Two patients developed symptoms shortly after delivery of their first child, and one patient after delivery of her third child which to our knowledge has not been reported in dysferlin deficiency so far. This may suggest that pregnancy could possibly trigger onset of symptoms.
Mutations were spread along the entire gene, corroborating the findings that no mutational hot spots exist in the dysferlin gene (figure 1).7 In addition, our findings are in line with most previous reports in that we did not find any genotype–phenotype correlation either with regard to the nature of the mutation and severity or with the phenotype and age at presentation. In agreement with most data published so far but in contrast with a recently published study,11 we could not find a correlation between residual amounts of dysferlin on western blotting or immunohistochemistry and the resulting phenotype.
Recently, two patients have been reported as symptomatic dysferlin gene mutation carriers with heterozygous missense mutations in exons 18 and 20, respectively.31 Similarly, the brother of patient 12a who is affected by LGMD2B based on a compound heterozygous mutation in the dysferlin gene appears to be a symptomatic carrier with no second mutation detected (patient 12b). His mutated allele was maternally inherited (truncating mutation/deletion, exon 8). He presented later in life than his brother and symptoms were less severe with pain in his legs and prolonged recovery time after exercise without overt muscle weakness. His serum CK was slightly raised (300 IU, normal <130 IU), and the muscle biopsy showed myopathic features and patchy dysferlin labelling at the sarcolemma on immunohistochemistry similar to the two previously reported symptomatic carriers.31 Although dysferlin and calpain 3 appeared normal on western blot, it is highly likely that the clinical and biochemical findings are based on the single truncating mutation in exon 8 of the dysferlin gene in this patient.
Taken together, the data presented in this study extend our knowledge on the phenotype of dysferlinopathy as age of onset may be broader than previously appreciated reaching from childhood to late in life. Furthermore, good muscle prowess before onset of weakness appears a common finding in this form of muscle disease, understanding of which may contribute to the elucidation of the underlying pathogenetic mechanisms in dysferlinopathy.
We thank Dr Wolfram Kress, Institute of Human Genetics, University of Würzburg, Germany, for performing some of the sequencing of the dysferlin gene.

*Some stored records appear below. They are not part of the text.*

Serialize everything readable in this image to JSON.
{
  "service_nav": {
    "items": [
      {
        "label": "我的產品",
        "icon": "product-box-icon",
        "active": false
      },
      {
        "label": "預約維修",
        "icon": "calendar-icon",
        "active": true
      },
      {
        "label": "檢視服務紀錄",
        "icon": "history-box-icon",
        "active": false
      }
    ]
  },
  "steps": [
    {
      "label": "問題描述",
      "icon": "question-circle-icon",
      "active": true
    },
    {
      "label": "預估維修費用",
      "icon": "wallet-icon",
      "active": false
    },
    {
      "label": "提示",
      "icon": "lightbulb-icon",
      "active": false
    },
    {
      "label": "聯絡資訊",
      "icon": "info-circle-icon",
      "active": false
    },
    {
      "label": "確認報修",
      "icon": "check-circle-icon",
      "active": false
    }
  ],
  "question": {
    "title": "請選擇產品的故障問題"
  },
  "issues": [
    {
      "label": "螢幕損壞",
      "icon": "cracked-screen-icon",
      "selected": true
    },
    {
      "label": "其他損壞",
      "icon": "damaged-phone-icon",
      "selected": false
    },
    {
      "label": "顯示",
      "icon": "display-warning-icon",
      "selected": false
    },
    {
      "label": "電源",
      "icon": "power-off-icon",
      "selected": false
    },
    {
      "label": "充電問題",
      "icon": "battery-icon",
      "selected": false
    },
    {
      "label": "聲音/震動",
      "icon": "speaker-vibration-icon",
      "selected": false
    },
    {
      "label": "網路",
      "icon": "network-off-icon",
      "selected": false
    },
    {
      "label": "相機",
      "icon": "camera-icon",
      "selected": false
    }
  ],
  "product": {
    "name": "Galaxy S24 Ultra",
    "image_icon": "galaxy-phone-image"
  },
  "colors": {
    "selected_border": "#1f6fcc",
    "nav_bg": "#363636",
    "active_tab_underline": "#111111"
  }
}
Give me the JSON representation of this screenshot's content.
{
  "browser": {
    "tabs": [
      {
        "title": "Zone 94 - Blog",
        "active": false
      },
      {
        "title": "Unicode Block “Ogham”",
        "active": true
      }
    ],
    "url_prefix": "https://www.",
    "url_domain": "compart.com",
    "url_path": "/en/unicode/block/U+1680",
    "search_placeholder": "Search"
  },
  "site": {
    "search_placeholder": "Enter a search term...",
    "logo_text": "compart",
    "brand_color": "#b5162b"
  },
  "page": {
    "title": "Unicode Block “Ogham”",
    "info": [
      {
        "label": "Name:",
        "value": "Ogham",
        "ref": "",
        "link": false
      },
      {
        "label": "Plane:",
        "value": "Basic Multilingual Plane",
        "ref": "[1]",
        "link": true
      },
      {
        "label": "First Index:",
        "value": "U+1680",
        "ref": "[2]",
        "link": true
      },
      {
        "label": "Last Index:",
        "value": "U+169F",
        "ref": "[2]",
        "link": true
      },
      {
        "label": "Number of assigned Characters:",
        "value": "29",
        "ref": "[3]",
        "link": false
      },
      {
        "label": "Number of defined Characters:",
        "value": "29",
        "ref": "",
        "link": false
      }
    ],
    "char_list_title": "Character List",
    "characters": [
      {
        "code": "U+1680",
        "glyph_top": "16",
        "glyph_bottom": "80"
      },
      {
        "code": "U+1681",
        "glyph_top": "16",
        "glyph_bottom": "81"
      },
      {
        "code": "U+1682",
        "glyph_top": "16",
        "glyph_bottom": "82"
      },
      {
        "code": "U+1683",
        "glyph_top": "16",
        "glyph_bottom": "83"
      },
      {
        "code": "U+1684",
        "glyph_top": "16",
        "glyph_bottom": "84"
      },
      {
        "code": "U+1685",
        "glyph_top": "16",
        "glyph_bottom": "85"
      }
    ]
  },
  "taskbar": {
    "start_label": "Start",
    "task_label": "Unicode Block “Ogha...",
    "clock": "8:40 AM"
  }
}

Funding: This work was supported by grants from the Deutsche Forschungsgemeinschaft (KL 1868/1-1 and 1868/2-1 to LK) and by a grant provided by the Muscular Dystrophy Campaign. Dysferlin research at Newcastle is also supported by Action Medical Research, the Association Française contre les Myopathies and the Jain Foundation. VS, HL and LK are members of the German Muscular Dystrophy Network (MD-NET 01GM0601) funded by the German Ministry of Education and Research (BMBF, Bonn, Germany), http://www.md-net.org. MD-NET and the University of Newcastle are partners of TREAT-NMD (EC, 6th FP, proposal No 036825; http://www.treat-nmd.eu). The limb girdle muscular dystrophy service in Newcastle is funded by the National Commissioning Group (NCG) as part of the National Diagnostic and Advisory Service for rare neuromuscular diseases.
Competing interests: None.
Provenance and peer review: Not commissioned; externally peer reviewed.